6. Do you have any funny stories about your time here at SEGA?
Oh yeah, we’re all hard workers, but we love to goof around on occasion to let off some steam.
Just last week, everyone in the KCII team was really amused by Mr. KC’s smug face in his interview, so we decided to project his photo onto our conference room wall as he couldn’t make it to the team meeting on that day.
We also have a company-wide meeting where someone gets nominated to do something totally not related to their job. When it was the KCII Director’s turn, he brought his personal guitar and amp, and started singing some 70’s rock music. We’ve yet to see anyone else do something so left field… and I even managed to snap a photo of him as proof!
7. Were you a gamer prior to working in the Games industry? If so, how do you feel your perspective on games has changed since, if it has at all?

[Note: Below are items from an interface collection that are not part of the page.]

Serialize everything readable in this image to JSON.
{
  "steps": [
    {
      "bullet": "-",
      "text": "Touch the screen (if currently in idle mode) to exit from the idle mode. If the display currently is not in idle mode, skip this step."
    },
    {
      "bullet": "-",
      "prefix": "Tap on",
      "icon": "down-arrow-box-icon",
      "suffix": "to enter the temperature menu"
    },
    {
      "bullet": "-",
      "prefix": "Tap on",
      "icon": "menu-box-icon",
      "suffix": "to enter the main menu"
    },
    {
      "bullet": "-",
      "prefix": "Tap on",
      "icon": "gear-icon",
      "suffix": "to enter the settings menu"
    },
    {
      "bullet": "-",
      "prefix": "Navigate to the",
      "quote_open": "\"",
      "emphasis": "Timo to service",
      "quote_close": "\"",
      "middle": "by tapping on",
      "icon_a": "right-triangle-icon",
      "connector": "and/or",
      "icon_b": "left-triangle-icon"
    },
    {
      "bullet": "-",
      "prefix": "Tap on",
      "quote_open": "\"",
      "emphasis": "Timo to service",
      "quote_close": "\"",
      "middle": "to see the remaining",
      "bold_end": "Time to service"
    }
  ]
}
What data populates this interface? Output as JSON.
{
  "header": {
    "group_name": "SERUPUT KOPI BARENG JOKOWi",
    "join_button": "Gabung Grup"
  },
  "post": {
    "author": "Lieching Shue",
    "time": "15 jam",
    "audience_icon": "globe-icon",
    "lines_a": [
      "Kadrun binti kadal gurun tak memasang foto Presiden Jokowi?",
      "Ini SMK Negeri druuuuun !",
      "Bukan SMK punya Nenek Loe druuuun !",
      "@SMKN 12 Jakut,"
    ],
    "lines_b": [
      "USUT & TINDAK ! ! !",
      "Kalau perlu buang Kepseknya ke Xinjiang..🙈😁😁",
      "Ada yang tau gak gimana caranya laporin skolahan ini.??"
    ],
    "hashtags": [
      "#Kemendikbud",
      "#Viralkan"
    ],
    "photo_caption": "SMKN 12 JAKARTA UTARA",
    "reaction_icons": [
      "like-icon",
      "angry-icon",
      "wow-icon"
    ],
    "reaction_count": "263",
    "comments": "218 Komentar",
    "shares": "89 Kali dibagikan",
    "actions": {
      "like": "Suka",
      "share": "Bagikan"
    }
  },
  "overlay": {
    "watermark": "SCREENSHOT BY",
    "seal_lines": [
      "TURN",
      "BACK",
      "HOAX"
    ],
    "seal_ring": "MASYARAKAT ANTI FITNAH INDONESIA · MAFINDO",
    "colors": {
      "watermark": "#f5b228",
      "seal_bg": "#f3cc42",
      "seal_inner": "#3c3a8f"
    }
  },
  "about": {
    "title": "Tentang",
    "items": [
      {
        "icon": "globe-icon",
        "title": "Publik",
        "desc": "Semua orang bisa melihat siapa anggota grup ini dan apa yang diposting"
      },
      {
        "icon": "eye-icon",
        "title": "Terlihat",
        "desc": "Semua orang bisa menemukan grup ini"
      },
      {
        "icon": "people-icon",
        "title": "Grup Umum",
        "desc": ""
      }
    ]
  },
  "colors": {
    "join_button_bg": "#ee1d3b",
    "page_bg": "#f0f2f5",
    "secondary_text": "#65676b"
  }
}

You could say that I was a gamer since I could hold a Famicom controller in my hands, and played lots of different genres since then. My perspective definitely has changed since I joined SEGA. I’m interested in the logic and thought process that people go through when they are conjuring up new monster skills and game mechanics for KCII. Whenever I play other games now, I avoid thinking if something is a “Good” or “Bad” design choice, but rather “What went on in the creator’s mind that made the game this way?”
8. What kind of titles would you like to work on in the future?
I’m a huge fan of management simulation games that doesn’t have a big “end game” per say, and offers a lot of replay value. I’m also really into cooking, so it would be great if I had the opportunity to work on a restaurant simulation game. Aside from the typical budget management, I’d love to be able to buy different ingredients to create original dishes, or customize my restaurant down to the music it plays.
9. Lastly, if you could only play one game for the rest of your life, which would you choose? It doesn’t have to be a SEGA game, don’t worry. This won’t come up in your performance review!
Feeding off of what I said in the previous question, the “Sim City” franchise is probably my game of choice. Everyone has their favorite Sim City iteration, and I have my own, but that’ll be a secret I’ll be keeping. I just love the fact that I can make a city from nothing, tear it all down with disasters, and build it all over again.
KC2 on the AppStore
KC2 on Google Play
KC2 on Amazon